- **DATA TO PROCESS**
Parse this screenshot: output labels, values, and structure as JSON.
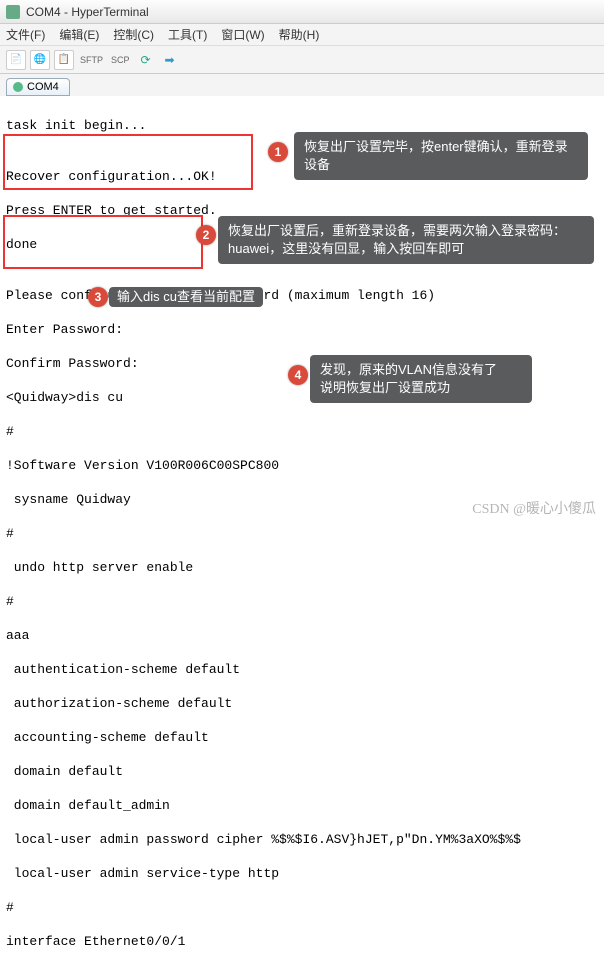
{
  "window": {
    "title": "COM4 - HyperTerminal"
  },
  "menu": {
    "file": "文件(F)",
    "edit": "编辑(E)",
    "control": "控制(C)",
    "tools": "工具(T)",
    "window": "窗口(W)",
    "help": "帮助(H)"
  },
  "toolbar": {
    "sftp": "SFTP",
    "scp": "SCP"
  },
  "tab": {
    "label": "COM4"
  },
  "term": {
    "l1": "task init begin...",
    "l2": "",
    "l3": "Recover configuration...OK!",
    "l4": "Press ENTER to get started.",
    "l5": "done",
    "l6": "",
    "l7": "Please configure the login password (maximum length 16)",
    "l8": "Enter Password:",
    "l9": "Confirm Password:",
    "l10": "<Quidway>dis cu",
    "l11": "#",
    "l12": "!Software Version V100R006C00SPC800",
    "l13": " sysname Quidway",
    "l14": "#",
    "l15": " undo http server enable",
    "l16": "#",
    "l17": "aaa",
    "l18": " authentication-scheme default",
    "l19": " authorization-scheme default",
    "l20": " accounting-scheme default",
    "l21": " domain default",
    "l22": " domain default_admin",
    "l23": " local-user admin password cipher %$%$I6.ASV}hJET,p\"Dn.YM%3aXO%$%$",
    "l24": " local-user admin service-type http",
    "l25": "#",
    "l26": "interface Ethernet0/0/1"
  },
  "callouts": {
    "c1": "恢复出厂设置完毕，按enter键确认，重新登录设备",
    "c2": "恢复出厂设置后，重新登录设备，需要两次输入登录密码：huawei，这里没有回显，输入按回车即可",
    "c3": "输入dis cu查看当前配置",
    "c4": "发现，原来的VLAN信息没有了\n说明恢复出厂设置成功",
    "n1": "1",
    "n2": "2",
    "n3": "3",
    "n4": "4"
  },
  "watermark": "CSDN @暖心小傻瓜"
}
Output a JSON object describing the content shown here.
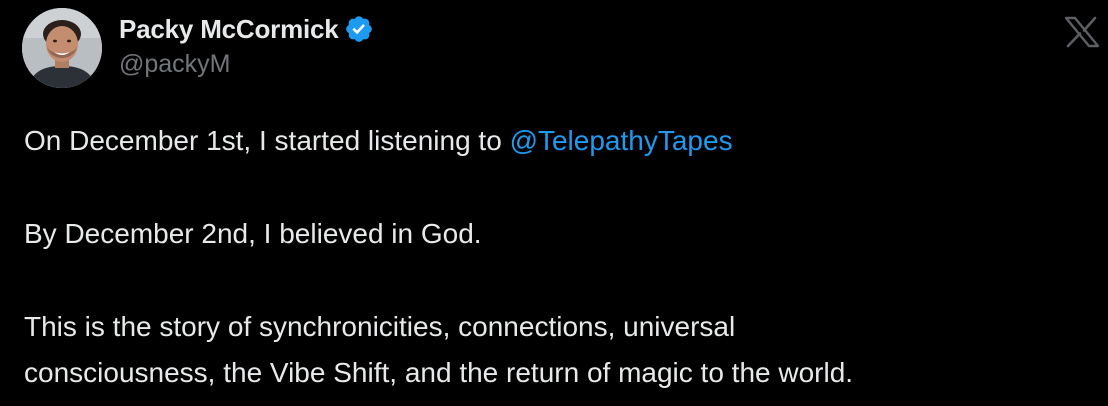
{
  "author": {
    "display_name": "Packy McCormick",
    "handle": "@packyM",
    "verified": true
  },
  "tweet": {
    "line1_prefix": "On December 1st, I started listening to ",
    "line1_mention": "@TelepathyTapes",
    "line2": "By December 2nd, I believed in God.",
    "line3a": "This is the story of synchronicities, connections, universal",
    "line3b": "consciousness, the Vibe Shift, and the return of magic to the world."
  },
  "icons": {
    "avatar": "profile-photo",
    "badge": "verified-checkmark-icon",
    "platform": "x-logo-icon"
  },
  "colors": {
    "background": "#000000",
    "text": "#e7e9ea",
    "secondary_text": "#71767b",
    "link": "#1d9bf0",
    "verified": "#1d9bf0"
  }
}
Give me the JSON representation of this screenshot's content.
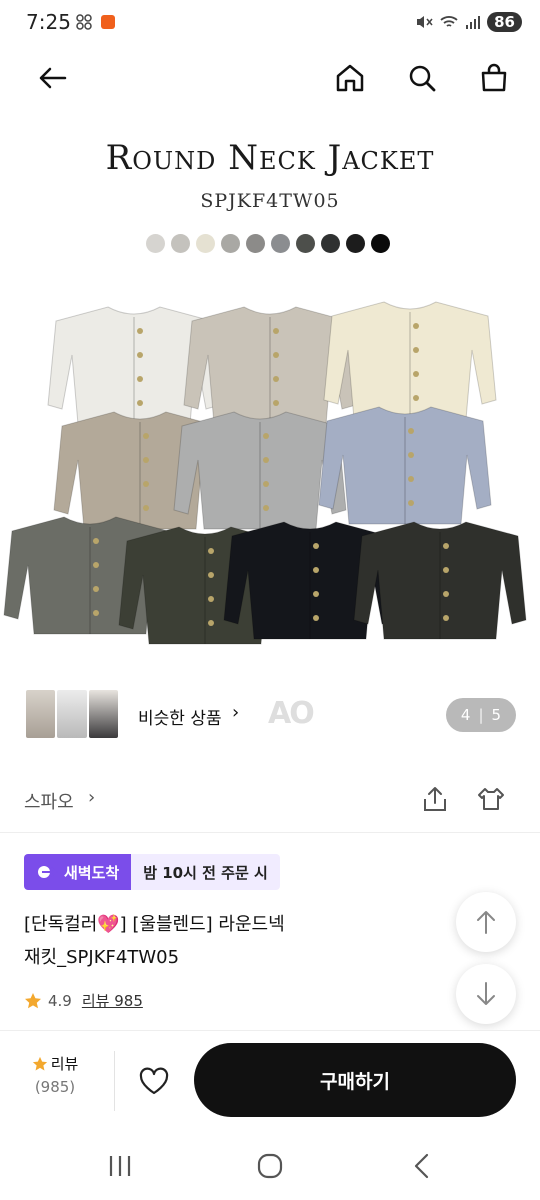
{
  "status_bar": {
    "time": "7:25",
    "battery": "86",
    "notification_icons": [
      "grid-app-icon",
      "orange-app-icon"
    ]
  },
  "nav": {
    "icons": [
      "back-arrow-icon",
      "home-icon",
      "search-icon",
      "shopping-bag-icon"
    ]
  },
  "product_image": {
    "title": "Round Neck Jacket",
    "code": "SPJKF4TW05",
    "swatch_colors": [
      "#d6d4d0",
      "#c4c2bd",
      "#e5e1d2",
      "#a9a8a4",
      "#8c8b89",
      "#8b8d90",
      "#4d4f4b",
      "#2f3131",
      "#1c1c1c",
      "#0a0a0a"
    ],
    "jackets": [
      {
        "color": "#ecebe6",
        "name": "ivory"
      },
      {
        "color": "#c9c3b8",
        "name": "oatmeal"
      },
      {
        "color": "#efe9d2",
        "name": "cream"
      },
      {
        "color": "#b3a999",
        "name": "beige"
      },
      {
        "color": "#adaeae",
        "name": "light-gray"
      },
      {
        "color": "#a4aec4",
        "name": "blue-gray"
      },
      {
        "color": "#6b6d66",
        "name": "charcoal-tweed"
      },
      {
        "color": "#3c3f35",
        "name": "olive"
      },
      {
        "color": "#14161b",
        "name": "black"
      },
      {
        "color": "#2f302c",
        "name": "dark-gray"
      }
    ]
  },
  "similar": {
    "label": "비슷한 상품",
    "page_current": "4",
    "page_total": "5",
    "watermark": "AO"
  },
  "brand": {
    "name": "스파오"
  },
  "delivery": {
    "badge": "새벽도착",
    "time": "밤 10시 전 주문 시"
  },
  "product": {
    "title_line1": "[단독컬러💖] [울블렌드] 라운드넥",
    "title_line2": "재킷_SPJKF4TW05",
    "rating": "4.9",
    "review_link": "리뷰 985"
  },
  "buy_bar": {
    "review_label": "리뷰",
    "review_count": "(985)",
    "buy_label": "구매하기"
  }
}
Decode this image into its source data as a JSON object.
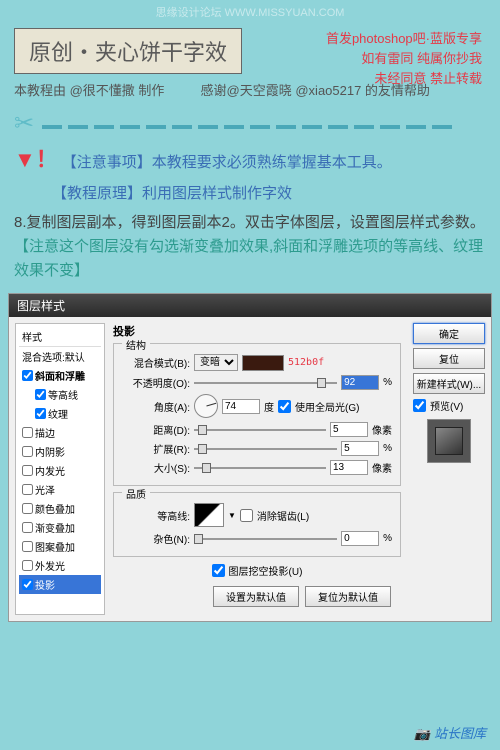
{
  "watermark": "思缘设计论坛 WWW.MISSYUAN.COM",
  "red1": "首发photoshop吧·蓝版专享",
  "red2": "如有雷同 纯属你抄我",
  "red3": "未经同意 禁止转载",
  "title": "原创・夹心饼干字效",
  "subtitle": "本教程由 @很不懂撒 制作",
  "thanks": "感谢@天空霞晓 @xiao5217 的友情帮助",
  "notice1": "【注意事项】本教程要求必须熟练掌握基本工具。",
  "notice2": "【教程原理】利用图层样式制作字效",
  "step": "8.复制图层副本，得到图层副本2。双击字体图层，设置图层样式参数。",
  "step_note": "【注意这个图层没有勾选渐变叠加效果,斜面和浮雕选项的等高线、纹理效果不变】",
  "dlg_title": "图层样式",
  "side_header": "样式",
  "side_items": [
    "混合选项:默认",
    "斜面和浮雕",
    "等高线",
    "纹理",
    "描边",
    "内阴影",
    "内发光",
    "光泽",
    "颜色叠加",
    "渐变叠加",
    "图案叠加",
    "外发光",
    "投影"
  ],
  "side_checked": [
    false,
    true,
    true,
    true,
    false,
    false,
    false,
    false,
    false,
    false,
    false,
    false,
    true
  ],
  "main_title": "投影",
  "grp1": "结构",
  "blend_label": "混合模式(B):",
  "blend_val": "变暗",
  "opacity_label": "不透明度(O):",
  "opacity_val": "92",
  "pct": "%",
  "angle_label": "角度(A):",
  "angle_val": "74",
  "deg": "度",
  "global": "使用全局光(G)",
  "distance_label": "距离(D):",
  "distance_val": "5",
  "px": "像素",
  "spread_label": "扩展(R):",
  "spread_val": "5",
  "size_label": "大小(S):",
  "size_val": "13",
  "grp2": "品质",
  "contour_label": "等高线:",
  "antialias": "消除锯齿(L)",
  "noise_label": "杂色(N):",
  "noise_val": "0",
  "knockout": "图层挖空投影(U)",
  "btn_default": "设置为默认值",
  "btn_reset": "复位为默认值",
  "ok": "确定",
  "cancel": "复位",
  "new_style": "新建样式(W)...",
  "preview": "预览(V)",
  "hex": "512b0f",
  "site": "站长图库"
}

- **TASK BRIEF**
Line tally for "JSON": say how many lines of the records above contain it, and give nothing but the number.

- **ANSWER FOR THE TASK**
4